Communications Workers of America v. National Labor Relations Board, No. 20-1112 (D.C. Cir. 2021)Annotate this Case
T-Mobile’s Wichita service center employs approximately 600 customer service representatives. Since 2009, the Union has been attempting to organize the workers. In 2015, Befort, a customer service representative, emailed her coworkers on her work computer from her work email address encouraging them to join union organizing efforts. She sent several separate email batches sent over the course of a day, while she was on break or finished with her shift, stating, “contact me with any questions, but please do so outside of working hours.” T-Mobile reprimanded Befort for sending the email and sent a facility-wide email stating that it did not permit its employees to send mass emails through the company email system for non-business purposes. An ALJ held that T-Mobile violated the National Labor Relations Act by discriminating against the employee based on the union-related content of her email. The Board reversed, distinguishing evidence that T-Mobile had previously permitted mass emails on the ground that those emails were not similar in character to Befort’s email.

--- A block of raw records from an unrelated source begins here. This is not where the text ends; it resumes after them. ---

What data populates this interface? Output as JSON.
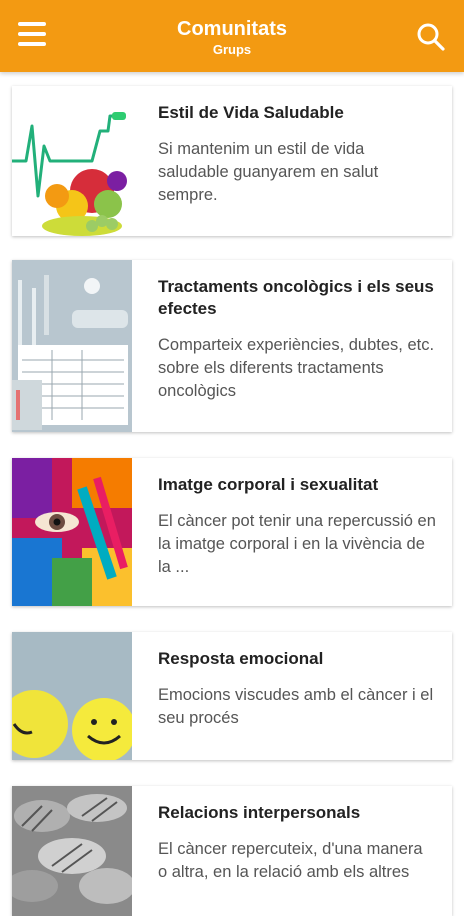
{
  "header": {
    "title": "Comunitats",
    "subtitle": "Grups",
    "background_color": "#f39a12",
    "menu_icon": "hamburger-menu-icon",
    "search_icon": "search-icon"
  },
  "groups": [
    {
      "title": "Estil de Vida Saludable",
      "description": "Si mantenim un estil de vida saludable guanyarem en salut sempre."
    },
    {
      "title": "Tractaments oncològics i els seus efectes",
      "description": "Comparteix experiències, dubtes, etc. sobre els diferents tractaments oncològics"
    },
    {
      "title": "Imatge corporal i sexualitat",
      "description": "El càncer pot tenir una repercussió en la imatge corporal i en la vivència de la ..."
    },
    {
      "title": "Resposta emocional",
      "description": "Emocions viscudes amb el càncer i el seu procés"
    },
    {
      "title": "Relacions interpersonals",
      "description": "El càncer repercuteix, d'una manera o altra, en la relació amb els altres"
    }
  ]
}
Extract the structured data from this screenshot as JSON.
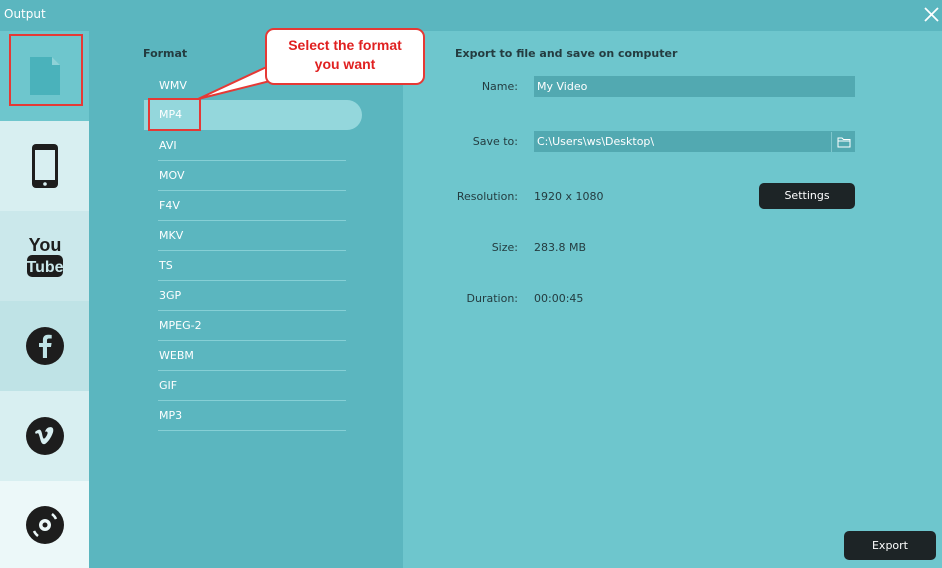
{
  "window": {
    "title": "Output",
    "close_icon": "close-icon"
  },
  "sidebar": {
    "items": [
      {
        "id": "computer",
        "icon": "file-icon",
        "selected": true
      },
      {
        "id": "device",
        "icon": "phone-icon",
        "selected": false
      },
      {
        "id": "youtube",
        "icon": "youtube-icon",
        "selected": false
      },
      {
        "id": "facebook",
        "icon": "facebook-icon",
        "selected": false
      },
      {
        "id": "vimeo",
        "icon": "vimeo-icon",
        "selected": false
      },
      {
        "id": "dvd",
        "icon": "disc-icon",
        "selected": false
      }
    ]
  },
  "format": {
    "heading": "Format",
    "items": [
      "WMV",
      "MP4",
      "AVI",
      "MOV",
      "F4V",
      "MKV",
      "TS",
      "3GP",
      "MPEG-2",
      "WEBM",
      "GIF",
      "MP3"
    ],
    "selected": "MP4"
  },
  "details": {
    "heading": "Export to file and save on computer",
    "name_label": "Name:",
    "name_value": "My Video",
    "save_label": "Save to:",
    "save_value": "C:\\Users\\ws\\Desktop\\",
    "resolution_label": "Resolution:",
    "resolution_value": "1920 x 1080",
    "settings_button": "Settings",
    "size_label": "Size:",
    "size_value": "283.8 MB",
    "duration_label": "Duration:",
    "duration_value": "00:00:45",
    "export_button": "Export"
  },
  "annotation": {
    "callout_line1": "Select the format",
    "callout_line2": "you want"
  },
  "colors": {
    "titlebar": "#5bb6bf",
    "format_panel": "#5bb6bf",
    "details_panel": "#6ec6cd",
    "selected_row": "#94d7dc",
    "highlight": "#e53935",
    "button_dark": "#1d2426"
  }
}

The D.C. Circuit reversed. The Board erred by relying on its own post hoc distinction between permissible and impermissible employee conduct to reject the evidence of disparate treatment. The policies and rationales that T-Mobile offered in defense of its actions do not support them. Actions taken and statements made by T-Mobile in response to Befort’s email reflect a singling out of union content.